Compared with Sonisphere, whose organisers went out of their way to ensure a healthy quota of progressive music was on offer this year, prog bands were pretty thin on the ground at Download Festival.
Venue: Donington Park
We check out the proggy talent at Download and cover gigs by The Custodian and Sun Ra's Arkestra.
Admittedly they have been for a few years, and true, before Opeth and Anathema were even announced, there was little of interest to Prog readers. In the end, however, there was sufficient prog-friendly fare to keep us entertained. And hey, at least it didn’t rain. Much…
We think it was Steven Wilson who, after Porcupine Tree performed at Download in 2010, opined that he wasn’t certain that the intricacies and true dynamics of progressive music come across in a festival setting. He might have a point, though it’s never seemed to be a problem at events like Night Of The Prog.

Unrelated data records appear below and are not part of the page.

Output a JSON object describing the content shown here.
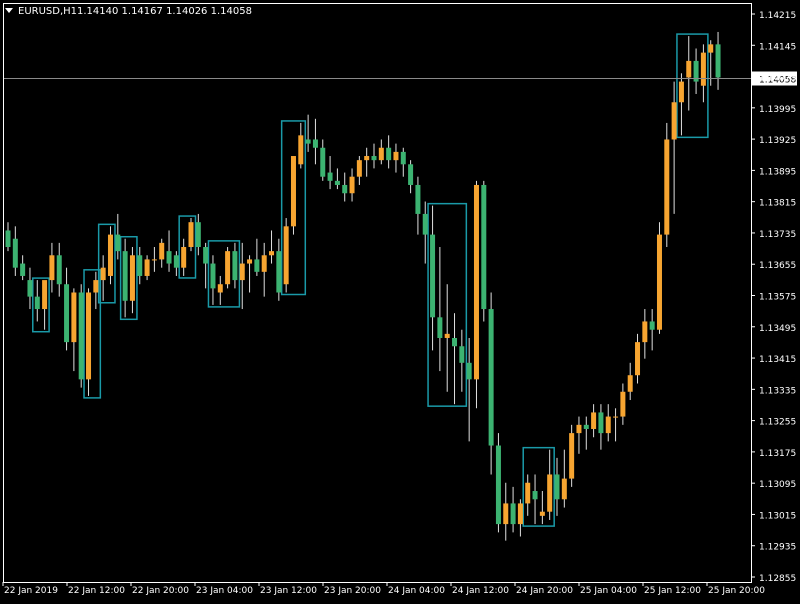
{
  "header": {
    "symbol": "EURUSD,H1",
    "ohlc": "1.14140 1.14167 1.14026 1.14058"
  },
  "colors": {
    "background": "#000000",
    "bull": "#f7a531",
    "bear": "#3cb371",
    "highlight_box": "#1a9aa8",
    "axis_text": "#ffffff",
    "frame": "#ffffff",
    "current_price_line": "#8a8a8a",
    "wick": "#e0e0e0"
  },
  "chart_data": {
    "type": "candlestick",
    "instrument": "EURUSD",
    "timeframe": "H1",
    "current_price": 1.14058,
    "ylim": [
      1.1284,
      1.1424
    ],
    "y_ticks": [
      "1.14215",
      "1.14145",
      "1.14075",
      "1.13995",
      "1.13925",
      "1.13895",
      "1.13815",
      "1.13735",
      "1.13655",
      "1.13575",
      "1.13495",
      "1.13415",
      "1.13335",
      "1.13255",
      "1.13175",
      "1.13095",
      "1.13015",
      "1.12935",
      "1.12855"
    ],
    "x_ticks": [
      "22 Jan 2019",
      "22 Jan 12:00",
      "22 Jan 20:00",
      "23 Jan 04:00",
      "23 Jan 12:00",
      "23 Jan 20:00",
      "24 Jan 04:00",
      "24 Jan 12:00",
      "24 Jan 20:00",
      "25 Jan 04:00",
      "25 Jan 12:00",
      "25 Jan 20:00"
    ],
    "candles": [
      [
        1.1369,
        1.1371,
        1.1364,
        1.1365
      ],
      [
        1.1367,
        1.137,
        1.1358,
        1.136
      ],
      [
        1.1361,
        1.1363,
        1.1357,
        1.1358
      ],
      [
        1.1357,
        1.136,
        1.135,
        1.1353
      ],
      [
        1.1353,
        1.1357,
        1.1347,
        1.135
      ],
      [
        1.135,
        1.1355,
        1.1345,
        1.1357
      ],
      [
        1.1357,
        1.1366,
        1.1354,
        1.1363
      ],
      [
        1.1363,
        1.1366,
        1.1353,
        1.1356
      ],
      [
        1.1356,
        1.136,
        1.134,
        1.1342
      ],
      [
        1.1342,
        1.1355,
        1.1335,
        1.1354
      ],
      [
        1.1354,
        1.1356,
        1.1331,
        1.1333
      ],
      [
        1.1333,
        1.1355,
        1.1329,
        1.1354
      ],
      [
        1.1354,
        1.1359,
        1.135,
        1.1357
      ],
      [
        1.1357,
        1.1363,
        1.1352,
        1.136
      ],
      [
        1.1358,
        1.137,
        1.1356,
        1.1368
      ],
      [
        1.1368,
        1.1373,
        1.1362,
        1.1364
      ],
      [
        1.1364,
        1.1367,
        1.1348,
        1.1352
      ],
      [
        1.1352,
        1.1365,
        1.1349,
        1.1363
      ],
      [
        1.1363,
        1.1365,
        1.1356,
        1.1358
      ],
      [
        1.1358,
        1.1363,
        1.1357,
        1.1362
      ],
      [
        1.1362,
        1.1365,
        1.1359,
        1.1362
      ],
      [
        1.1362,
        1.1367,
        1.136,
        1.1366
      ],
      [
        1.1364,
        1.1369,
        1.1359,
        1.1361
      ],
      [
        1.1363,
        1.1364,
        1.1358,
        1.136
      ],
      [
        1.136,
        1.1367,
        1.1358,
        1.1365
      ],
      [
        1.1365,
        1.1372,
        1.1364,
        1.1371
      ],
      [
        1.1371,
        1.1373,
        1.1363,
        1.1365
      ],
      [
        1.1365,
        1.1366,
        1.1355,
        1.1361
      ],
      [
        1.1361,
        1.1363,
        1.1351,
        1.1355
      ],
      [
        1.1354,
        1.1358,
        1.1351,
        1.1356
      ],
      [
        1.1356,
        1.1365,
        1.1355,
        1.1364
      ],
      [
        1.1364,
        1.1366,
        1.1355,
        1.1357
      ],
      [
        1.1357,
        1.1366,
        1.135,
        1.1361
      ],
      [
        1.1361,
        1.1363,
        1.1354,
        1.1362
      ],
      [
        1.1362,
        1.1367,
        1.1358,
        1.1359
      ],
      [
        1.1359,
        1.1366,
        1.1353,
        1.1363
      ],
      [
        1.1363,
        1.1369,
        1.1361,
        1.1364
      ],
      [
        1.1364,
        1.1367,
        1.1352,
        1.1354
      ],
      [
        1.1356,
        1.1372,
        1.1354,
        1.137
      ],
      [
        1.137,
        1.1385,
        1.1368,
        1.1387
      ],
      [
        1.1385,
        1.1395,
        1.1384,
        1.1392
      ],
      [
        1.1391,
        1.1397,
        1.1388,
        1.139
      ],
      [
        1.1391,
        1.1396,
        1.1385,
        1.1389
      ],
      [
        1.1389,
        1.1391,
        1.1381,
        1.1382
      ],
      [
        1.1383,
        1.1387,
        1.1379,
        1.1381
      ],
      [
        1.1381,
        1.1384,
        1.1379,
        1.138
      ],
      [
        1.138,
        1.1383,
        1.1376,
        1.1378
      ],
      [
        1.1378,
        1.1384,
        1.1376,
        1.1382
      ],
      [
        1.1382,
        1.1387,
        1.138,
        1.1386
      ],
      [
        1.1386,
        1.1389,
        1.1382,
        1.1387
      ],
      [
        1.1387,
        1.139,
        1.1384,
        1.1386
      ],
      [
        1.1386,
        1.1391,
        1.1385,
        1.1389
      ],
      [
        1.1389,
        1.1392,
        1.1384,
        1.1386
      ],
      [
        1.1386,
        1.139,
        1.1383,
        1.1388
      ],
      [
        1.1388,
        1.1389,
        1.1382,
        1.1385
      ],
      [
        1.1385,
        1.1386,
        1.1378,
        1.138
      ],
      [
        1.138,
        1.1382,
        1.1368,
        1.1373
      ],
      [
        1.1373,
        1.1376,
        1.1361,
        1.1368
      ],
      [
        1.1368,
        1.1375,
        1.134,
        1.1348
      ],
      [
        1.1348,
        1.1365,
        1.1335,
        1.1343
      ],
      [
        1.1343,
        1.1356,
        1.133,
        1.1344
      ],
      [
        1.1343,
        1.1349,
        1.1327,
        1.1341
      ],
      [
        1.1341,
        1.1345,
        1.133,
        1.1337
      ],
      [
        1.1337,
        1.1343,
        1.1318,
        1.1333
      ],
      [
        1.1333,
        1.1381,
        1.1326,
        1.138
      ],
      [
        1.138,
        1.1381,
        1.1347,
        1.135
      ],
      [
        1.135,
        1.1354,
        1.131,
        1.1317
      ],
      [
        1.1317,
        1.132,
        1.1296,
        1.1298
      ],
      [
        1.1298,
        1.1308,
        1.1294,
        1.1303
      ],
      [
        1.1303,
        1.1307,
        1.1296,
        1.1298
      ],
      [
        1.1298,
        1.1304,
        1.1295,
        1.1303
      ],
      [
        1.1303,
        1.131,
        1.13,
        1.1308
      ],
      [
        1.1306,
        1.131,
        1.1298,
        1.1304
      ],
      [
        1.13,
        1.1306,
        1.1298,
        1.1301
      ],
      [
        1.1301,
        1.1316,
        1.1299,
        1.131
      ],
      [
        1.131,
        1.1314,
        1.13,
        1.1304
      ],
      [
        1.1304,
        1.1316,
        1.1302,
        1.1309
      ],
      [
        1.1309,
        1.1322,
        1.1307,
        1.132
      ],
      [
        1.132,
        1.1324,
        1.1315,
        1.1322
      ],
      [
        1.1322,
        1.1324,
        1.1316,
        1.1321
      ],
      [
        1.1321,
        1.1327,
        1.1319,
        1.1325
      ],
      [
        1.1325,
        1.1327,
        1.1316,
        1.132
      ],
      [
        1.132,
        1.1327,
        1.1318,
        1.1324
      ],
      [
        1.1324,
        1.1326,
        1.1318,
        1.1324
      ],
      [
        1.1324,
        1.1332,
        1.1322,
        1.133
      ],
      [
        1.133,
        1.1337,
        1.1328,
        1.1334
      ],
      [
        1.1334,
        1.1344,
        1.1332,
        1.1342
      ],
      [
        1.1342,
        1.135,
        1.1338,
        1.1347
      ],
      [
        1.1347,
        1.135,
        1.134,
        1.1345
      ],
      [
        1.1345,
        1.1371,
        1.1344,
        1.1368
      ],
      [
        1.1368,
        1.1395,
        1.1365,
        1.1391
      ],
      [
        1.1391,
        1.1405,
        1.1373,
        1.14
      ],
      [
        1.14,
        1.1407,
        1.1392,
        1.1405
      ],
      [
        1.1406,
        1.1416,
        1.1398,
        1.141
      ],
      [
        1.141,
        1.1413,
        1.1402,
        1.1405
      ],
      [
        1.1404,
        1.1414,
        1.14,
        1.1412
      ],
      [
        1.1412,
        1.1415,
        1.1404,
        1.1414
      ],
      [
        1.1414,
        1.1417,
        1.1403,
        1.1406
      ]
    ],
    "highlighted_ranges": [
      [
        4,
        5
      ],
      [
        11,
        12
      ],
      [
        13,
        14
      ],
      [
        16,
        17
      ],
      [
        24,
        25
      ],
      [
        28,
        31
      ],
      [
        38,
        40
      ],
      [
        58,
        62
      ],
      [
        71,
        74
      ],
      [
        92,
        95
      ]
    ]
  }
}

Likewise, Within Temptation don’t suffer too much on the main stage on the Friday. Obviously operating on the cusp of prog and symphonic metal, they’re more prog-friendly than prog, although as a magazine, we’re more than aware of the large proportion of readers who enjoy the band’s finely crafted sound. That said, it doesn’t seem as though too many in front of the main stage waiting for Rob Zombie to come on seem swayed as the band open with Let Us Burn from their Top 10 album Hydra. But they perk up noticeably as they recognise the catchy chorus to Paradise (What About Us?), even if there’s no Tarja to duet with. Feeding off this, the Dutch band go into overdrive, thundering through a set largely built around Hydra and 2011’s The Unforgiving with steely determination. It works; by the time they go back to 2004’s breakthrough hit Stand My Ground, they’ve largely won over the masses, exiting to a fittingly epic Ice Queen.

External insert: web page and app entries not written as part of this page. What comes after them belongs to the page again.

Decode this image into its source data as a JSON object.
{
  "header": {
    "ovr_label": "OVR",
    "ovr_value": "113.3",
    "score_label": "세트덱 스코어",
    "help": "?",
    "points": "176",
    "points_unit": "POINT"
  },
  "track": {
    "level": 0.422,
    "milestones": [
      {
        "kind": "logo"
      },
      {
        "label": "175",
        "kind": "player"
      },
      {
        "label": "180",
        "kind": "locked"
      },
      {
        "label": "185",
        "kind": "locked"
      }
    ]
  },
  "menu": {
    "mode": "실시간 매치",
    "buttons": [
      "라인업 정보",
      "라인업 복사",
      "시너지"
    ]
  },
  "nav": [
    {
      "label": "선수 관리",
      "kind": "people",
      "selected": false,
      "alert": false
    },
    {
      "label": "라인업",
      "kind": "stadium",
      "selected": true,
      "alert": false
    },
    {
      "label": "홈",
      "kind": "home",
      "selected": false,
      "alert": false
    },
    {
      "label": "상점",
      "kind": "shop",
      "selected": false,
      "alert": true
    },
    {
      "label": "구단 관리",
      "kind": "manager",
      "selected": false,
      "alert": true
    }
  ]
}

Anathema’s excellent new album Distant Satellites has only been out a week, which perhaps isn’t enough time for a clamour to build for the band. Having said that, whoever decided to stick them in the Pepsi Max tent needs their head testing. With Rob Zombie yards away on the main stage, the whole thing feels like a begrudging move to accommodate a bit of prog. The tent is hardly packed as people drift to the main stage, but it’s more than respectfully full as the band launch into Fragile Dreams. It’s followed by the peerless Untouchable Part 1, which eases into The Lost Song Part 3 from their latest album, three expert examples of the purity and genius of the band’s songwriting. But onstage, the band hardly seem in a celebratory mood. Sound issues cloud Closer from A Natural Disaster, and scupper the more adventurous closer and title track from the new album, which is a real pity. True, it’s not the best Anathema performance we’ve witnessed, but it’s still more enjoyable than most of what’s been on today.
Opeth, too, are deemed only worthy of appearing in the Pepsi Max tent, which is even more outrageous than showcasing Anathema in there. Not that they show any outward signs of feeling belittled. Instead, Mikael Åkerfeldt and co deliver one of the sets of the weekend, even if they totally ignore Ghost Reveries. That said, they don’t acknowledge forthcoming album Pale Communion, either, but that’s got more to do with not wanting dodgy mobile-filmed clips of their new material flooding the internet. That’s OK, though – the likes of The Devil’s Orchard, Heir Apparent, Hope Leaves and an excellent Blackwater Park all serve to show that the band remain masters of their craft. Inventive, cerebral, sometimes heavy and always boldly progressive, they make a mockery of their placing on the bill. We’re sure we are not alone in believing that Opeth really should have been on the main stage. Jerry Ewing